All parts coming out of Fab 36 will be 90nm; AMD is converting to the 65nm process in the second half of 2006. AMD plans to have the majority of Fab 36 converted to 65nm by the middle of 2007. What does 65nm mean for AMD? The same that it did to Intel — smaller die sizes, faster switching transistors, and lower power consumption. AMD promised a 40% increase in transistor performance with the 65nm conversion.
45nm: AMD stated that they had successfully produced a SRAM test wafer at 45nm — they produce a SRAM wafer first to validate a new process. Their announcement is roughly three months after Intel did the same.
AM2: Unfortunately, the new Socket AM2 has not been performing very well in development in the last few months, with sometimes less performance versus the current Socket 939. The gains are only about 5% at the same clock speeds, but using DDR2-800. Although its not much so far, keep in mind that it is early, and the transition to DDR2 from DDR will be more of a boost for AMD than it had been for Intel.
AMD did not give a roadmap of what will happen after the transition to DDR2, but they said that once AM2 launches, more information will be provided.
EarthLink + Google to provide WiFi in San Francisco
On Wednesday, April 5th, San Francisco selected a joint bid by Google and Earthlink to provide city-wide wireless access. The proposal was submitted in February.
The executive director of the Depratment of Telecommunications and Information Services for San Francisco, Chris Vein said that he expected the negotiations between the two companies to go smoothly, and work on the network would begin in 2006, hopefully to be completed in a few months.
There are several concerns with the network — one is security. The committee that selected the EarthLink proposal, TechConnect, “felt comfortable enough with the total package of the deal that we should negotiate with Earthlink and Google on issues like privacy and security going forward.” Another concern was whether or not the wireless network would truly be citywide, as in it could penetrate buildings. Vein also said that would be discussed with EarthLink and Google.
Google and EarthLink are pleased to be selected as the winning bidders.
ATI Beta patch enables HDR and anti-aliasing in Oblivion
ATI released a new patch today, April 7th, that will enable HDR (High Dynamic Range) and anti-aliasing (AA) at the same time in the recently released Elder Scrolls IV: Oblivion. If you don’t have the patch, you can only enable one at a time. But the patch isn’t for everybody: it supports CrossFire graphics via AFR mode.
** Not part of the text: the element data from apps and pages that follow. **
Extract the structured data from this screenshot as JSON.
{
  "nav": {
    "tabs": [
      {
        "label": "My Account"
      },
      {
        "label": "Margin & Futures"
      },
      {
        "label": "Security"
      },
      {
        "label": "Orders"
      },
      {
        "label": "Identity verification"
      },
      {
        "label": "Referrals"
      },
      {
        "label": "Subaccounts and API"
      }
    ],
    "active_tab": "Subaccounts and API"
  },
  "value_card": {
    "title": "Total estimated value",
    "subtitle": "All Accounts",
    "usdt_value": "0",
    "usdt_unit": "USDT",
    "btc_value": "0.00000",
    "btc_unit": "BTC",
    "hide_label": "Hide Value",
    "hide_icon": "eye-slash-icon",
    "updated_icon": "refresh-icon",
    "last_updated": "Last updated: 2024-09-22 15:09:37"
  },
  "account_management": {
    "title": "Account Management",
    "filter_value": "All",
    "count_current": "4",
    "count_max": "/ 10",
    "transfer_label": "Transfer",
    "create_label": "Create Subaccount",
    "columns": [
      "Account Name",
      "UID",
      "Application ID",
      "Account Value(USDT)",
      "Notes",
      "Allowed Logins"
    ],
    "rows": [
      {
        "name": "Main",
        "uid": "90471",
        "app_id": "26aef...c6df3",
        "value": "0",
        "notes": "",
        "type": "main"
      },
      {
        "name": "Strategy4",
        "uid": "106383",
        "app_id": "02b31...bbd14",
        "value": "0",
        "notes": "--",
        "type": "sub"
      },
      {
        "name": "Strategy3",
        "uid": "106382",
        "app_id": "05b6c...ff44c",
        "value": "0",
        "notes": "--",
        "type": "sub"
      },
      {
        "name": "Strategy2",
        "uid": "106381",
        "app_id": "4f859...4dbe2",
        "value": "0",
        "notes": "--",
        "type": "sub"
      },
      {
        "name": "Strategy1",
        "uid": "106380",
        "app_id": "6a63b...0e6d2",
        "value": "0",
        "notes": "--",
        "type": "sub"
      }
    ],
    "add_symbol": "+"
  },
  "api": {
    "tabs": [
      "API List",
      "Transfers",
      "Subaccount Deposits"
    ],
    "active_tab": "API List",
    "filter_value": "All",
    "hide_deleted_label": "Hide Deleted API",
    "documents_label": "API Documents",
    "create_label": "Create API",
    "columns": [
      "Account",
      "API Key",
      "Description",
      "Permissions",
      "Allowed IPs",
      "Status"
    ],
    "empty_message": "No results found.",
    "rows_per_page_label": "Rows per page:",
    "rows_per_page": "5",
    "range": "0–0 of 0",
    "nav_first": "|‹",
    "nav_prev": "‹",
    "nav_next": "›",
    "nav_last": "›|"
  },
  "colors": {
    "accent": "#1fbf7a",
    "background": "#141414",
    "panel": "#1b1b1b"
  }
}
Bummer!
AMD embedded processors adopted by Taiwan IPC makers
AMD’s recent launch of the Geode LX EPIC RDK (reference design kit), which are aimed at delivering lower power solutions for SBCs (Single Board Computers), have already been adopted by industrial Taiwan PC makers DFI and Advantech Computer.
“Advanced Micro Devices (AMD) announced on April 3 that the availability of its Geode LX EPIC RDK will enable developers to get their products faster to market. The design supports a wide-range of ruggedized industrial SBC applications, including data acquisition, video processing, point-of-sale terminals, telecommunications, global positioning satellite (GPS) devices and motion control. “
Intel’s embedded processors currently have an average price of over $100 USD, but the average price for VIA Technologies’ C7 series is $50-$100. AMD is going even lower, at less than $50 average. The low price is expected to attract more IPC makers.